Segment Start: Records shown

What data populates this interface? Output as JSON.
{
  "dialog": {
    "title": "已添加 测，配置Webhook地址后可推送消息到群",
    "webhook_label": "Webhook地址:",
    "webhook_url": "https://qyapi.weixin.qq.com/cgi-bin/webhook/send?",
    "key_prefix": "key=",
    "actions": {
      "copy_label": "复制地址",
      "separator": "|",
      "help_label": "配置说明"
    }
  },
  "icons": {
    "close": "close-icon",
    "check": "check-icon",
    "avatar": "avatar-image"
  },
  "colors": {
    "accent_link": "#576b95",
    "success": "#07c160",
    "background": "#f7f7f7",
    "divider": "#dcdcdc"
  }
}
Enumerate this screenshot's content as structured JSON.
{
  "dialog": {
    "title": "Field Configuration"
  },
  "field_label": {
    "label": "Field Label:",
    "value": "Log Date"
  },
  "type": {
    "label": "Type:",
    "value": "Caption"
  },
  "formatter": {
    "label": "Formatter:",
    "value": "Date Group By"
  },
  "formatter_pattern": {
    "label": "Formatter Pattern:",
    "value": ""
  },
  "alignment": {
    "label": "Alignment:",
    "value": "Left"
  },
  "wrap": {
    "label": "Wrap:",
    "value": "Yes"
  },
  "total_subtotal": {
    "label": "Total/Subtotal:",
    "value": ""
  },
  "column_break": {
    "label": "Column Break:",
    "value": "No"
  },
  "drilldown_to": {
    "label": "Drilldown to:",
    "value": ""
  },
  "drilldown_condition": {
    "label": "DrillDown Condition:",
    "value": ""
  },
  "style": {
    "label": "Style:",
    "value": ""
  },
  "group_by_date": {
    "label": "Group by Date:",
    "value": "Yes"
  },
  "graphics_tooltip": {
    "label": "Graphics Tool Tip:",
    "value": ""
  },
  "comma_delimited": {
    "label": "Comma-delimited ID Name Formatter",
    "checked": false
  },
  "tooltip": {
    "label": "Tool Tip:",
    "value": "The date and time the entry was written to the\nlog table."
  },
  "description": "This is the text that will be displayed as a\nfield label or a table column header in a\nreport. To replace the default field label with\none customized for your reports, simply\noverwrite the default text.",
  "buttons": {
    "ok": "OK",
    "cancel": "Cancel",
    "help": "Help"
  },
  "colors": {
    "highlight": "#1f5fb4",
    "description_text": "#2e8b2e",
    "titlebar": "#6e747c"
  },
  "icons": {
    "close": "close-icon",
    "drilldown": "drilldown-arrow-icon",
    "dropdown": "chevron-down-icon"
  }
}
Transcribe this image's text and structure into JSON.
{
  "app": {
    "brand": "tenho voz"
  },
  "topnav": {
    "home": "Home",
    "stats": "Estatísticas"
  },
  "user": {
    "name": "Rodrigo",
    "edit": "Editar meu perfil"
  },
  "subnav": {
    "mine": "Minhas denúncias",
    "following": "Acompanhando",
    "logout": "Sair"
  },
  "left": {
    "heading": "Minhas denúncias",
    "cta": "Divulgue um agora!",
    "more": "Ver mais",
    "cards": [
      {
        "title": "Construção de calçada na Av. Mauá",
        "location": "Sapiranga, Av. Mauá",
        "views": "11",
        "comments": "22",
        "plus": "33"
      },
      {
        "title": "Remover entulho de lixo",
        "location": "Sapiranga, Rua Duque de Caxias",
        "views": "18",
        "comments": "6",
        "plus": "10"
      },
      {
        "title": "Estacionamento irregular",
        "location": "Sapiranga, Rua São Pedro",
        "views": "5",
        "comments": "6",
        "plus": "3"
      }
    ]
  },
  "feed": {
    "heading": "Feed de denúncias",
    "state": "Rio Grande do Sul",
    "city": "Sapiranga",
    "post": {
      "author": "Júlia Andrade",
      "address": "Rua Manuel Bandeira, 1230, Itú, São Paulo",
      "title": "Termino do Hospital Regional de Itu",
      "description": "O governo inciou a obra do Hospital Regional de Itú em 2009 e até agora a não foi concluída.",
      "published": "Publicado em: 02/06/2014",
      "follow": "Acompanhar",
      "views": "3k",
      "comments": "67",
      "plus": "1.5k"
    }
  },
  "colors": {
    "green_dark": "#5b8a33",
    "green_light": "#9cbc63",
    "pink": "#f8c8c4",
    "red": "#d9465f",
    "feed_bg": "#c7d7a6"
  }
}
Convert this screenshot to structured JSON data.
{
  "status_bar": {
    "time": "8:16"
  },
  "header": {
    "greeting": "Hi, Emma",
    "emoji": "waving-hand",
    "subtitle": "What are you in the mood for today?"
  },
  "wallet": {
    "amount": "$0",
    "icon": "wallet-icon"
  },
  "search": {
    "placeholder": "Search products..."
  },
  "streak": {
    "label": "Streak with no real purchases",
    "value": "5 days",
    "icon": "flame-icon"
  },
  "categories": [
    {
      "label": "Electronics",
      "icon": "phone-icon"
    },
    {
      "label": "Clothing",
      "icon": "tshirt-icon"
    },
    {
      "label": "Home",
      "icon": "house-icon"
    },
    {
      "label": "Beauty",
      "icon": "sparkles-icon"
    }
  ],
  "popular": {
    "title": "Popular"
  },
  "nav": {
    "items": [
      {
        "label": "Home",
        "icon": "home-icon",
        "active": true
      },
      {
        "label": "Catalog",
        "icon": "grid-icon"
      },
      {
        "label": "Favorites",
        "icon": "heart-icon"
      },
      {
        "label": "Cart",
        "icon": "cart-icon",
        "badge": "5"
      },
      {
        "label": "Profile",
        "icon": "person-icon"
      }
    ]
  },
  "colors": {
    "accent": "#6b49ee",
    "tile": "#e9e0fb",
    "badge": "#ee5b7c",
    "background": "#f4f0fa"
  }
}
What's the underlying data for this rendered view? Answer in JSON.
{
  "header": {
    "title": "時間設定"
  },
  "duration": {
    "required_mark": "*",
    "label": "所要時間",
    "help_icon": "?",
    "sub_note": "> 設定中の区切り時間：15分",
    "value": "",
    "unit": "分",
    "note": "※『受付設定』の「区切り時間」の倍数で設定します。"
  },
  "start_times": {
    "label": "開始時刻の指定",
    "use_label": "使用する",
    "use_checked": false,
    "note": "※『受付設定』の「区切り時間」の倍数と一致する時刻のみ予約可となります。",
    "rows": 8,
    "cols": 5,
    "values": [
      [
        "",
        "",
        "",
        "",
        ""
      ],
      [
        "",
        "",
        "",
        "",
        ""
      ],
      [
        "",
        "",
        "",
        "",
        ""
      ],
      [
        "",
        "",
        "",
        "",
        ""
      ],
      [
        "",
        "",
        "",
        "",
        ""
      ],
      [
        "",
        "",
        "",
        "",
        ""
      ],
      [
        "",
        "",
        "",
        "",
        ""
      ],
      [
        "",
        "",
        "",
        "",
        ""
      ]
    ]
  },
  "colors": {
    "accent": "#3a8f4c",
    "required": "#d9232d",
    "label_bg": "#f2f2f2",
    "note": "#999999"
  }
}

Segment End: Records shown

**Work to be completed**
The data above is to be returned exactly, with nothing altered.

**Output of the task**
What data populates this interface? Output as JSON.
{
  "dialog": {
    "title": "已添加 测，配置Webhook地址后可推送消息到群",
    "webhook_label": "Webhook地址:",
    "webhook_url": "https://qyapi.weixin.qq.com/cgi-bin/webhook/send?",
    "key_prefix": "key=",
    "actions": {
      "copy_label": "复制地址",
      "separator": "|",
      "help_label": "配置说明"
    }
  },
  "icons": {
    "close": "close-icon",
    "check": "check-icon",
    "avatar": "avatar-image"
  },
  "colors": {
    "accent_link": "#576b95",
    "success": "#07c160",
    "background": "#f7f7f7",
    "divider": "#dcdcdc"
  }
}
Enumerate this screenshot's content as structured JSON.
{
  "dialog": {
    "title": "Field Configuration"
  },
  "field_label": {
    "label": "Field Label:",
    "value": "Log Date"
  },
  "type": {
    "label": "Type:",
    "value": "Caption"
  },
  "formatter": {
    "label": "Formatter:",
    "value": "Date Group By"
  },
  "formatter_pattern": {
    "label": "Formatter Pattern:",
    "value": ""
  },
  "alignment": {
    "label": "Alignment:",
    "value": "Left"
  },
  "wrap": {
    "label": "Wrap:",
    "value": "Yes"
  },
  "total_subtotal": {
    "label": "Total/Subtotal:",
    "value": ""
  },
  "column_break": {
    "label": "Column Break:",
    "value": "No"
  },
  "drilldown_to": {
    "label": "Drilldown to:",
    "value": ""
  },
  "drilldown_condition": {
    "label": "DrillDown Condition:",
    "value": ""
  },
  "style": {
    "label": "Style:",
    "value": ""
  },
  "group_by_date": {
    "label": "Group by Date:",
    "value": "Yes"
  },
  "graphics_tooltip": {
    "label": "Graphics Tool Tip:",
    "value": ""
  },
  "comma_delimited": {
    "label": "Comma-delimited ID Name Formatter",
    "checked": false
  },
  "tooltip": {
    "label": "Tool Tip:",
    "value": "The date and time the entry was written to the\nlog table."
  },
  "description": "This is the text that will be displayed as a\nfield label or a table column header in a\nreport. To replace the default field label with\none customized for your reports, simply\noverwrite the default text.",
  "buttons": {
    "ok": "OK",
    "cancel": "Cancel",
    "help": "Help"
  },
  "colors": {
    "highlight": "#1f5fb4",
    "description_text": "#2e8b2e",
    "titlebar": "#6e747c"
  },
  "icons": {
    "close": "close-icon",
    "drilldown": "drilldown-arrow-icon",
    "dropdown": "chevron-down-icon"
  }
}
Transcribe this image's text and structure into JSON.
{
  "app": {
    "brand": "tenho voz"
  },
  "topnav": {
    "home": "Home",
    "stats": "Estatísticas"
  },
  "user": {
    "name": "Rodrigo",
    "edit": "Editar meu perfil"
  },
  "subnav": {
    "mine": "Minhas denúncias",
    "following": "Acompanhando",
    "logout": "Sair"
  },
  "left": {
    "heading": "Minhas denúncias",
    "cta": "Divulgue um agora!",
    "more": "Ver mais",
    "cards": [
      {
        "title": "Construção de calçada na Av. Mauá",
        "location": "Sapiranga, Av. Mauá",
        "views": "11",
        "comments": "22",
        "plus": "33"
      },
      {
        "title": "Remover entulho de lixo",
        "location": "Sapiranga, Rua Duque de Caxias",
        "views": "18",
        "comments": "6",
        "plus": "10"
      },
      {
        "title": "Estacionamento irregular",
        "location": "Sapiranga, Rua São Pedro",
        "views": "5",
        "comments": "6",
        "plus": "3"
      }
    ]
  },
  "feed": {
    "heading": "Feed de denúncias",
    "state": "Rio Grande do Sul",
    "city": "Sapiranga",
    "post": {
      "author": "Júlia Andrade",
      "address": "Rua Manuel Bandeira, 1230, Itú, São Paulo",
      "title": "Termino do Hospital Regional de Itu",
      "description": "O governo inciou a obra do Hospital Regional de Itú em 2009 e até agora a não foi concluída.",
      "published": "Publicado em: 02/06/2014",
      "follow": "Acompanhar",
      "views": "3k",
      "comments": "67",
      "plus": "1.5k"
    }
  },
  "colors": {
    "green_dark": "#5b8a33",
    "green_light": "#9cbc63",
    "pink": "#f8c8c4",
    "red": "#d9465f",
    "feed_bg": "#c7d7a6"
  }
}
Convert this screenshot to structured JSON data.
{
  "status_bar": {
    "time": "8:16"
  },
  "header": {
    "greeting": "Hi, Emma",
    "emoji": "waving-hand",
    "subtitle": "What are you in the mood for today?"
  },
  "wallet": {
    "amount": "$0",
    "icon": "wallet-icon"
  },
  "search": {
    "placeholder": "Search products..."
  },
  "streak": {
    "label": "Streak with no real purchases",
    "value": "5 days",
    "icon": "flame-icon"
  },
  "categories": [
    {
      "label": "Electronics",
      "icon": "phone-icon"
    },
    {
      "label": "Clothing",
      "icon": "tshirt-icon"
    },
    {
      "label": "Home",
      "icon": "house-icon"
    },
    {
      "label": "Beauty",
      "icon": "sparkles-icon"
    }
  ],
  "popular": {
    "title": "Popular"
  },
  "nav": {
    "items": [
      {
        "label": "Home",
        "icon": "home-icon",
        "active": true
      },
      {
        "label": "Catalog",
        "icon": "grid-icon"
      },
      {
        "label": "Favorites",
        "icon": "heart-icon"
      },
      {
        "label": "Cart",
        "icon": "cart-icon",
        "badge": "5"
      },
      {
        "label": "Profile",
        "icon": "person-icon"
      }
    ]
  },
  "colors": {
    "accent": "#6b49ee",
    "tile": "#e9e0fb",
    "badge": "#ee5b7c",
    "background": "#f4f0fa"
  }
}
What's the underlying data for this rendered view? Answer in JSON.
{
  "header": {
    "title": "時間設定"
  },
  "duration": {
    "required_mark": "*",
    "label": "所要時間",
    "help_icon": "?",
    "sub_note": "> 設定中の区切り時間：15分",
    "value": "",
    "unit": "分",
    "note": "※『受付設定』の「区切り時間」の倍数で設定します。"
  },
  "start_times": {
    "label": "開始時刻の指定",
    "use_label": "使用する",
    "use_checked": false,
    "note": "※『受付設定』の「区切り時間」の倍数と一致する時刻のみ予約可となります。",
    "rows": 8,
    "cols": 5,
    "values": [
      [
        "",
        "",
        "",
        "",
        ""
      ],
      [
        "",
        "",
        "",
        "",
        ""
      ],
      [
        "",
        "",
        "",
        "",
        ""
      ],
      [
        "",
        "",
        "",
        "",
        ""
      ],
      [
        "",
        "",
        "",
        "",
        ""
      ],
      [
        "",
        "",
        "",
        "",
        ""
      ],
      [
        "",
        "",
        "",
        "",
        ""
      ],
      [
        "",
        "",
        "",
        "",
        ""
      ]
    ]
  },
  "colors": {
    "accent": "#3a8f4c",
    "required": "#d9232d",
    "label_bg": "#f2f2f2",
    "note": "#999999"
  }
}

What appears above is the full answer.